They are being marketed as the first transpacific underwater cables to open up a new path across the Java Sea. Facebook will install subsea cables to improve communication between Asia and America. Google has agreed to be a partner in one of them.
Facebook announced plans for two subsea cables that it claims will improve communication and capacity between Asia and North America. The new cables, dubbed Echo and Bifrost, are expected to increase transpacific capacity by 70%. It will provide the first direct link between Singapore and the United States.
According to Facebook’s network investments director Kevin Salvadori and manager Nico Roehrich, the two underwater cables will be the first transpacific lines to traverse along a new path over the Java Sea. Singapore, Indonesia, and North America will all be linked by the cables.
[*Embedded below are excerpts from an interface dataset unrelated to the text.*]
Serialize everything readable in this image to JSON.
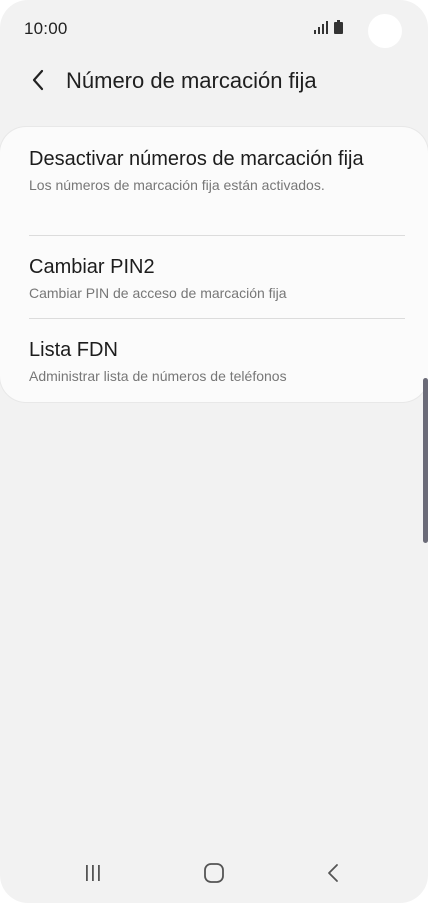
{
  "status_bar": {
    "time": "10:00"
  },
  "header": {
    "title": "Número de marcación fija"
  },
  "list": {
    "items": [
      {
        "title": "Desactivar números de marcación fija",
        "subtitle": "Los números de marcación fija están activados."
      },
      {
        "title": "Cambiar PIN2",
        "subtitle": "Cambiar PIN de acceso de marcación fija"
      },
      {
        "title": "Lista FDN",
        "subtitle": "Administrar lista de números de teléfonos"
      }
    ]
  },
  "nav": {
    "icons": [
      "recent-apps-icon",
      "home-icon",
      "back-icon"
    ]
  },
  "colors": {
    "background": "#f2f2f2",
    "card": "#fbfbfb",
    "scrollbar": "#6b6b78"
  }
}
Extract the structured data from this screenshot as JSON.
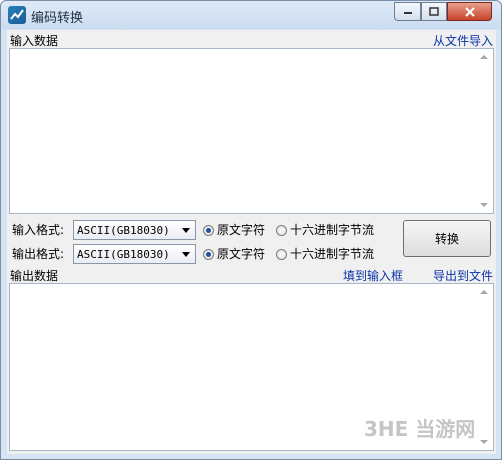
{
  "window": {
    "title": "编码转换"
  },
  "input": {
    "label": "输入数据",
    "import_link": "从文件导入",
    "value": ""
  },
  "input_format": {
    "label": "输入格式:",
    "selected": "ASCII(GB18030)",
    "radio_original": "原文字符",
    "radio_hex": "十六进制字节流",
    "selected_mode": "原文字符"
  },
  "output_format": {
    "label": "输出格式:",
    "selected": "ASCII(GB18030)",
    "radio_original": "原文字符",
    "radio_hex": "十六进制字节流",
    "selected_mode": "原文字符"
  },
  "convert_button": "转换",
  "output": {
    "label": "输出数据",
    "fill_input_link": "填到输入框",
    "export_link": "导出到文件",
    "value": ""
  },
  "watermark": "3HE 当游网"
}
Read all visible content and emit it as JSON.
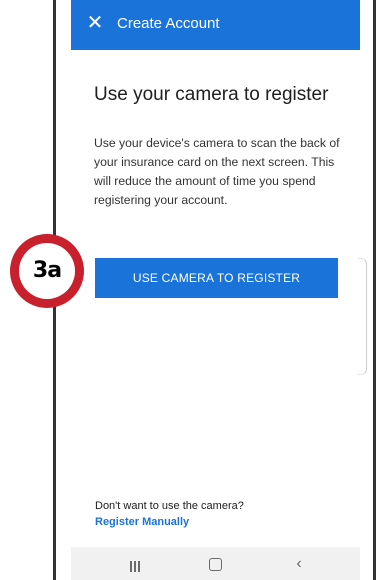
{
  "app_bar": {
    "title": "Create Account",
    "close_icon": "close-icon"
  },
  "main": {
    "title": "Use your camera to register",
    "description": "Use your device's camera to scan the back of your insurance card on the next screen. This will reduce the amount of time you spend registering your account.",
    "camera_button_label": "USE CAMERA TO REGISTER"
  },
  "annotation": {
    "badge_label": "3a"
  },
  "footer": {
    "prompt": "Don't want to use the camera?",
    "manual_link": "Register Manually"
  },
  "nav_bar": {
    "recents_icon": "recents-icon",
    "home_icon": "home-icon",
    "back_icon": "back-icon"
  },
  "colors": {
    "primary": "#1a73d9",
    "badge_ring": "#c9202d"
  }
}
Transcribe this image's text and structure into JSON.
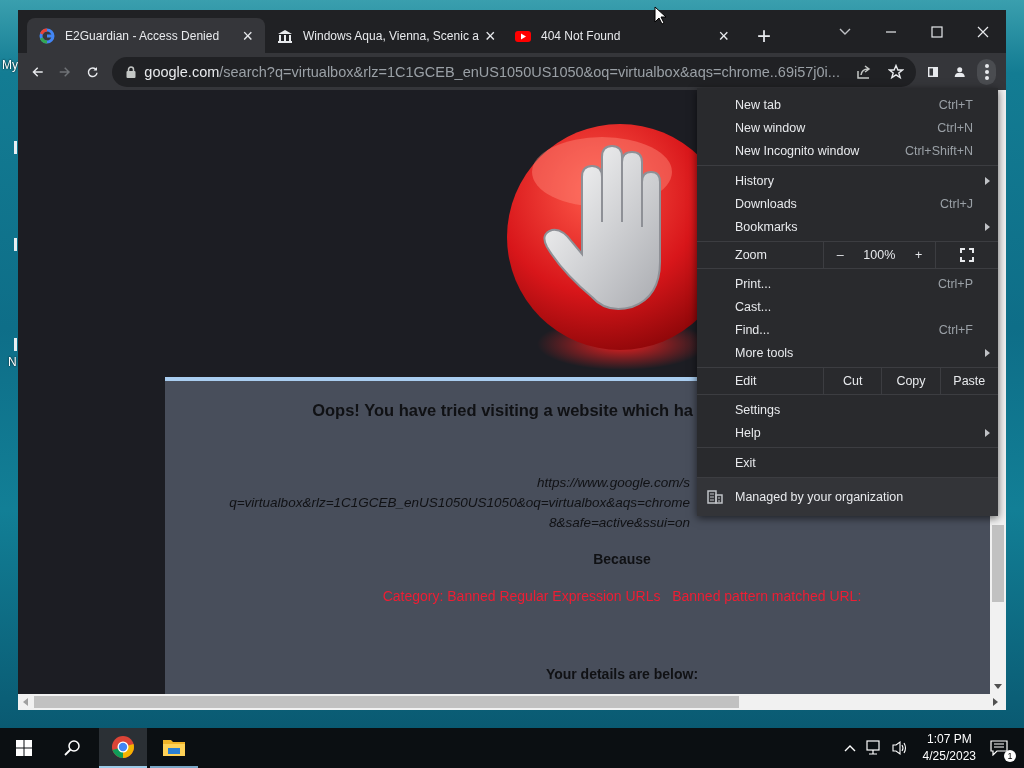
{
  "desktop": {
    "icon_labels": [
      "My",
      "N"
    ]
  },
  "browser": {
    "tabs": [
      {
        "title": "E2Guardian - Access Denied",
        "kind": "google",
        "selected": true,
        "close": "×"
      },
      {
        "title": "Windows Aqua, Vienna, Scenic a",
        "kind": "museum",
        "selected": false,
        "close": "×"
      },
      {
        "title": "404 Not Found",
        "kind": "youtube",
        "selected": false,
        "close": "×"
      }
    ],
    "new_tab": "+",
    "toolbar": {
      "forward": {
        "disabled": true
      },
      "menu_button": {
        "pressed": true
      }
    },
    "address": {
      "host": "google.com",
      "path": "/search?q=virtualbox&rlz=1C1GCEB_enUS1050US1050&oq=virtualbox&aqs=chrome..69i57j0i..."
    }
  },
  "page": {
    "heading": "Oops! You have tried visiting a website which ha",
    "url_lines": [
      "https://www.google.com/s",
      "q=virtualbox&rlz=1C1GCEB_enUS1050US1050&oq=virtualbox&aqs=chrome",
      "8&safe=active&ssui=on"
    ],
    "because": "Because",
    "reason": "Category: Banned Regular Expression URLs   Banned pattern matched URL:",
    "details_heading": "Your details are below:"
  },
  "menu": {
    "sections": [
      {
        "items": [
          {
            "kind": "item",
            "label": "New tab",
            "shortcut": "Ctrl+T",
            "submenu": false
          },
          {
            "kind": "item",
            "label": "New window",
            "shortcut": "Ctrl+N",
            "submenu": false
          },
          {
            "kind": "item",
            "label": "New Incognito window",
            "shortcut": "Ctrl+Shift+N",
            "submenu": false
          }
        ]
      },
      {
        "items": [
          {
            "kind": "item",
            "label": "History",
            "submenu": true
          },
          {
            "kind": "item",
            "label": "Downloads",
            "shortcut": "Ctrl+J",
            "submenu": false
          },
          {
            "kind": "item",
            "label": "Bookmarks",
            "submenu": true
          }
        ]
      },
      {
        "items": [
          {
            "kind": "zoom",
            "label": "Zoom",
            "minus": "–",
            "value": "100%",
            "plus": "+"
          }
        ]
      },
      {
        "items": [
          {
            "kind": "item",
            "label": "Print...",
            "shortcut": "Ctrl+P",
            "submenu": false
          },
          {
            "kind": "item",
            "label": "Cast...",
            "submenu": false
          },
          {
            "kind": "item",
            "label": "Find...",
            "shortcut": "Ctrl+F",
            "submenu": false
          },
          {
            "kind": "item",
            "label": "More tools",
            "submenu": true
          }
        ]
      },
      {
        "items": [
          {
            "kind": "edit",
            "label": "Edit",
            "actions": [
              "Cut",
              "Copy",
              "Paste"
            ]
          }
        ]
      },
      {
        "items": [
          {
            "kind": "item",
            "label": "Settings",
            "submenu": false
          },
          {
            "kind": "item",
            "label": "Help",
            "submenu": true
          }
        ]
      },
      {
        "items": [
          {
            "kind": "item",
            "label": "Exit",
            "submenu": false
          }
        ]
      },
      {
        "items": [
          {
            "kind": "managed",
            "label": "Managed by your organization"
          }
        ]
      }
    ]
  },
  "taskbar": {
    "apps": [
      {
        "kind": "chrome",
        "active": true
      },
      {
        "kind": "explorer",
        "active": false
      }
    ],
    "time": "1:07 PM",
    "date": "4/25/2023",
    "notifications": "1"
  }
}
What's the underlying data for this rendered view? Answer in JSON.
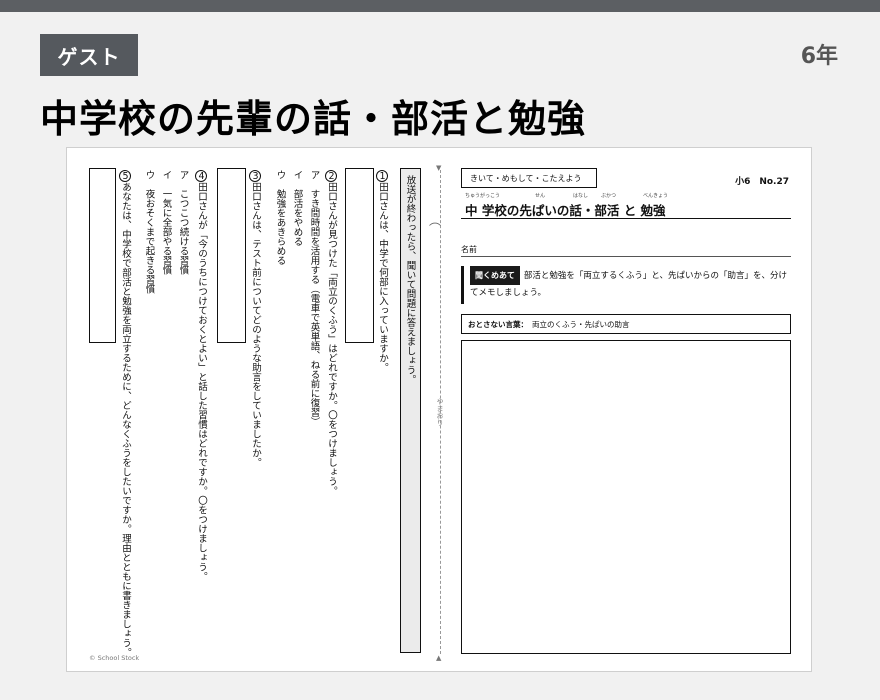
{
  "header": {
    "badge": "ゲスト",
    "grade": "6年",
    "title": "中学校の先輩の話・部活と勉強"
  },
  "worksheet": {
    "instructions": "放送が終わったら、聞いて問題に答えましょう。",
    "fold_label": "やまおり",
    "questions": {
      "q1": {
        "num": "1",
        "text": "田口さんは、中学で何部に入っていますか。"
      },
      "q2": {
        "num": "2",
        "text": "田口さんが見つけた「両立のくふう」はどれですか。〇をつけましょう。",
        "options": [
          "ア　すき間時間を活用する（電車で英単語、ねる前に復習）",
          "イ　部活をやめる",
          "ウ　勉強をあきらめる"
        ]
      },
      "q3": {
        "num": "3",
        "text": "田口さんは、テスト前についてどのような助言をしていましたか。"
      },
      "q4": {
        "num": "4",
        "text": "田口さんが「今のうちにつけておくとよい」と話した習慣はどれですか。〇をつけましょう。",
        "options": [
          "ア　こつこつ続ける習慣",
          "イ　一気に全部やる習慣",
          "ウ　夜おそくまで起きる習慣"
        ]
      },
      "q5": {
        "num": "5",
        "text": "あなたは、中学校で部活と勉強を両立するために、どんなくふうをしたいですか。理由とともに書きましょう。"
      }
    },
    "right": {
      "tag": "きいて・めもして・こたえよう",
      "number": "小6　No.27",
      "title": "中 学校の先ぱいの話・部活 と 勉強",
      "ruby": [
        "ちゅうがっこう",
        "せん",
        "はなし",
        "ぶかつ",
        "べんきょう"
      ],
      "name_label": "名前",
      "task_tag": "聞くめあて",
      "task_text": "部活と勉強を「両立するくふう」と、先ぱいからの「助言」を、分けてメモしましょう。",
      "keywords_label": "おとさない言葉：",
      "keywords": "両立のくふう・先ぱいの助言"
    },
    "copyright": "© School Stock"
  }
}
The social media behemoth will work with Google. It also works with local partners such as Singapore’s Keppel and Indonesia’s Telin and XL Axiata. Telin is a subsidiary of the Indonesian telecommunications company Telkom.
These cables will provide much-needed internet capacity, redundancy, and dependability throughout Asia-Pacific and North America. It also supports the continued expansion of 4G, 5G, and broadband connectivity for individuals and businesses.
When contacted, a spokesman informed ZDNet that Echo will be finished in 2023 and Bifrost in 2024. However, it was highlighted that both deployments were still subject to regulatory permissions. It was also revealed that Facebook will install subsea cables to improve communication between Asia and America.
Echo was developed in collaboration with Google and XL Axiata, while Bifrost will involve Telin and Keppel. When asked how much money would go into the two subsea networks, Facebook declined to say.
According to the e-Conomy SEA report, Southeast Asia’s online population was predicted to reach 400 million last year, with the COVID-19 epidemic. It prompts 40 million individuals to go online for the first time, up from 10 million in 2019. A high number of new online users came from Malaysia, Indonesia, and the Philippines’ non-metropolitan areas.
The outbreak, according to a report released last November by Google, Temasek Holdings, and Bain & Company, helped the region’s e-commerce sector grow at a 63 percent annual rate to $62 billion in 2020, up from $38 billion the year before. According to the survey, when the pandemic has been contained, 94 percent of people in the region will use at least one digital service.
COVID-19, according to Facebook, has boosted demand for dependable online access, with Asia-Pacific. In particular, experiencing a surge in demand for internet connectivity.
Echo and Bifrot, according to the US company, will improve current subsea cables and connections in Indonesia, including a 3,000-kilometer metro fiber network connecting 20 cities across Bali, Java, Kalimantan, and Sulawesi. Alita which is a local telecommunications network vendor was involved in the rollout.
The new cables will complement Facebook’s earlier initiatives in Singapore, including APG (Asia-Pacific Gateway) and SJC-2 (Southeast Asia Japan Cable), which was deployed and operated by a consortium that comprised Singtel, China Mobile, and KDDI.